### Exercise materials
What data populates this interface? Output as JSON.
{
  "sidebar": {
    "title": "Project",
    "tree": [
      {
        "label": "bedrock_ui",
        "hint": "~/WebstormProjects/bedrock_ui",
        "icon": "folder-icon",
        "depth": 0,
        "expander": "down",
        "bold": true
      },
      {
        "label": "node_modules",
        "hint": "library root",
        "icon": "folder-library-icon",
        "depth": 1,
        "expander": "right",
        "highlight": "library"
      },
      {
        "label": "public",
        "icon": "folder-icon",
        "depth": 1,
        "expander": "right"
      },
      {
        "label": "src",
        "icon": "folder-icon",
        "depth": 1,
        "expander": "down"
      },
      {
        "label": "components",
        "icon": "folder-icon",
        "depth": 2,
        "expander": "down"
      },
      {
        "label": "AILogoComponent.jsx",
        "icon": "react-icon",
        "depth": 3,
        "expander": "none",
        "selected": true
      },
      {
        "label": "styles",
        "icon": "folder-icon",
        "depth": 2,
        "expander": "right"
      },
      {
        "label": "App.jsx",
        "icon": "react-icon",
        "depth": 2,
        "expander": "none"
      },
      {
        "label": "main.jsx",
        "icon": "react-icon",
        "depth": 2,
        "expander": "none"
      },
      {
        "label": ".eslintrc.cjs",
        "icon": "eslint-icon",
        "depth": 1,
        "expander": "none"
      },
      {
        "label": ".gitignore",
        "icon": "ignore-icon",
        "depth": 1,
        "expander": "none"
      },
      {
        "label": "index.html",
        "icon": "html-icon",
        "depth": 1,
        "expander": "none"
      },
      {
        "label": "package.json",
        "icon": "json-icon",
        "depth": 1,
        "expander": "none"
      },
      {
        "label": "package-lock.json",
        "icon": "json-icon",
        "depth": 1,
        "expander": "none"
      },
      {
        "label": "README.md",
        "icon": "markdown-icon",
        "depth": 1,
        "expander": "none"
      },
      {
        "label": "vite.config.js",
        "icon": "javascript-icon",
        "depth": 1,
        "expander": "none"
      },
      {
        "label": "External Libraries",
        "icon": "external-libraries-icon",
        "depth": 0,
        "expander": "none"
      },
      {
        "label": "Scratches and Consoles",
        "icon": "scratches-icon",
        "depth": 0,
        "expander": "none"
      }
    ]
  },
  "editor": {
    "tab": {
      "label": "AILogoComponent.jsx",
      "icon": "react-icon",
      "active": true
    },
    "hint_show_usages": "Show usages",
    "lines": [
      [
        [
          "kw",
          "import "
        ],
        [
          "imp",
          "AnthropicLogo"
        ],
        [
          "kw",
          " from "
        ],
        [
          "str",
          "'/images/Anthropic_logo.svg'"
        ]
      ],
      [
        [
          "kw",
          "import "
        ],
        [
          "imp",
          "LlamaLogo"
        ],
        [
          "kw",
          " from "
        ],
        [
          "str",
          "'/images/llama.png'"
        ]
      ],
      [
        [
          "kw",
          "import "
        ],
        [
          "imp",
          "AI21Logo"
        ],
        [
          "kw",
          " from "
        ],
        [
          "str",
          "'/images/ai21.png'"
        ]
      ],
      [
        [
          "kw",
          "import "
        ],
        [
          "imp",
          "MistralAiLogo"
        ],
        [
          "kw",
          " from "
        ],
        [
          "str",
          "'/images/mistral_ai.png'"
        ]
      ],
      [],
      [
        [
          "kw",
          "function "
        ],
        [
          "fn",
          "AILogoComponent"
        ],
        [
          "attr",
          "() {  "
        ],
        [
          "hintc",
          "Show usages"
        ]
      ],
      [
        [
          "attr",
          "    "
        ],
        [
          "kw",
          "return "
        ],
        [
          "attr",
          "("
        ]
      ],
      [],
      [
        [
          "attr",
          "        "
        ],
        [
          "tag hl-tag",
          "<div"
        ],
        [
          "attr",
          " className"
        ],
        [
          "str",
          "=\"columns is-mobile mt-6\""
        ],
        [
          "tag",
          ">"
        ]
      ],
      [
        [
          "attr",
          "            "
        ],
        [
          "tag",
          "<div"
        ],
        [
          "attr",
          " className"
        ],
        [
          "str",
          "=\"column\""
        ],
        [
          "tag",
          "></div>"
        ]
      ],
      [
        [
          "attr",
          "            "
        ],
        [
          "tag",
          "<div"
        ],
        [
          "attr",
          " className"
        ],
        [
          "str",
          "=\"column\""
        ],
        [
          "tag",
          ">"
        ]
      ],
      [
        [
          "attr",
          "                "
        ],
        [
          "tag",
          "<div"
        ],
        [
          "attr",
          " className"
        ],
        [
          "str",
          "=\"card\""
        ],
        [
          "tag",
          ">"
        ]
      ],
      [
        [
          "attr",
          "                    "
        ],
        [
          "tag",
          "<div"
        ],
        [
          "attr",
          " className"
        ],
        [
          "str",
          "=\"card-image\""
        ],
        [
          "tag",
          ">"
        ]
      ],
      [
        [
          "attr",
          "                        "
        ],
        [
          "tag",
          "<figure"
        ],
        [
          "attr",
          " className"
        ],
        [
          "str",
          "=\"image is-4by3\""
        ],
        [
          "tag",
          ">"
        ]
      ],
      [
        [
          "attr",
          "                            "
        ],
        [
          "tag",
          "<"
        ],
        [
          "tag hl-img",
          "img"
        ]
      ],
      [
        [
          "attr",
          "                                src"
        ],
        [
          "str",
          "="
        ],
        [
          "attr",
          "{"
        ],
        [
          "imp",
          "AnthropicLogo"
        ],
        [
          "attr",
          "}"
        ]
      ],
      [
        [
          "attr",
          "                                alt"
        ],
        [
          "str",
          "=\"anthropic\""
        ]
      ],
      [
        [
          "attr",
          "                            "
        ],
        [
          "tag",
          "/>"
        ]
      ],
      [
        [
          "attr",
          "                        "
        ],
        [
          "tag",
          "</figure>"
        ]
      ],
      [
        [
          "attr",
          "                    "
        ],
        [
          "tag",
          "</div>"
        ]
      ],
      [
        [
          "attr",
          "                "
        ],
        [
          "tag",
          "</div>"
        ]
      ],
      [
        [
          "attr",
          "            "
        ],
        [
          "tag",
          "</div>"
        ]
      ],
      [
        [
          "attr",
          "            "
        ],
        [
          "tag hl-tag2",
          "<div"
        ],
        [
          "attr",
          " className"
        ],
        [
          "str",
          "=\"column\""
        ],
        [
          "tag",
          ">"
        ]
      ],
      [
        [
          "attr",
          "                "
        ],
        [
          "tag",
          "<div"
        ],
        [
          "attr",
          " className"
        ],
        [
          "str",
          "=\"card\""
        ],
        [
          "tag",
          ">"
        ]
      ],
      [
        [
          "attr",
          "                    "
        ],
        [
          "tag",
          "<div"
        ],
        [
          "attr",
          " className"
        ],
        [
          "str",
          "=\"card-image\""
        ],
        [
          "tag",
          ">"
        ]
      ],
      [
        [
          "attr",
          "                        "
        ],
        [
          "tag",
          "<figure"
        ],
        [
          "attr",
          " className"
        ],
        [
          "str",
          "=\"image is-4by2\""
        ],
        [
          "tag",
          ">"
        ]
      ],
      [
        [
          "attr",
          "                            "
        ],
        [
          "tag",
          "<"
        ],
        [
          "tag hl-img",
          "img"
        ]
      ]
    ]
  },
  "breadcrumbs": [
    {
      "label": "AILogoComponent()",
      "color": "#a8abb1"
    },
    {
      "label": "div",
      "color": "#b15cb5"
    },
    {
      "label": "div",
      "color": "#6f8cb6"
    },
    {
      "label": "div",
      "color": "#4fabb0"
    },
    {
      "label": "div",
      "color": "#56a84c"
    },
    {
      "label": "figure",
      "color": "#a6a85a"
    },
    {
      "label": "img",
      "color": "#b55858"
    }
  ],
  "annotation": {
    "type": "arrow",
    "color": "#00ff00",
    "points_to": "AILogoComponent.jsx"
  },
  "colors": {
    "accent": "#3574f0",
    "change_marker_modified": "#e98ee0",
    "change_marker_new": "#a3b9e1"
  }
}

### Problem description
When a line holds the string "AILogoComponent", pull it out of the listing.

### Problem solution
        "label": "AILogoComponent.jsx",
      "label": "AILogoComponent.jsx",
          "AILogoComponent"
      "label": "AILogoComponent()",
    "points_to": "AILogoComponent.jsx"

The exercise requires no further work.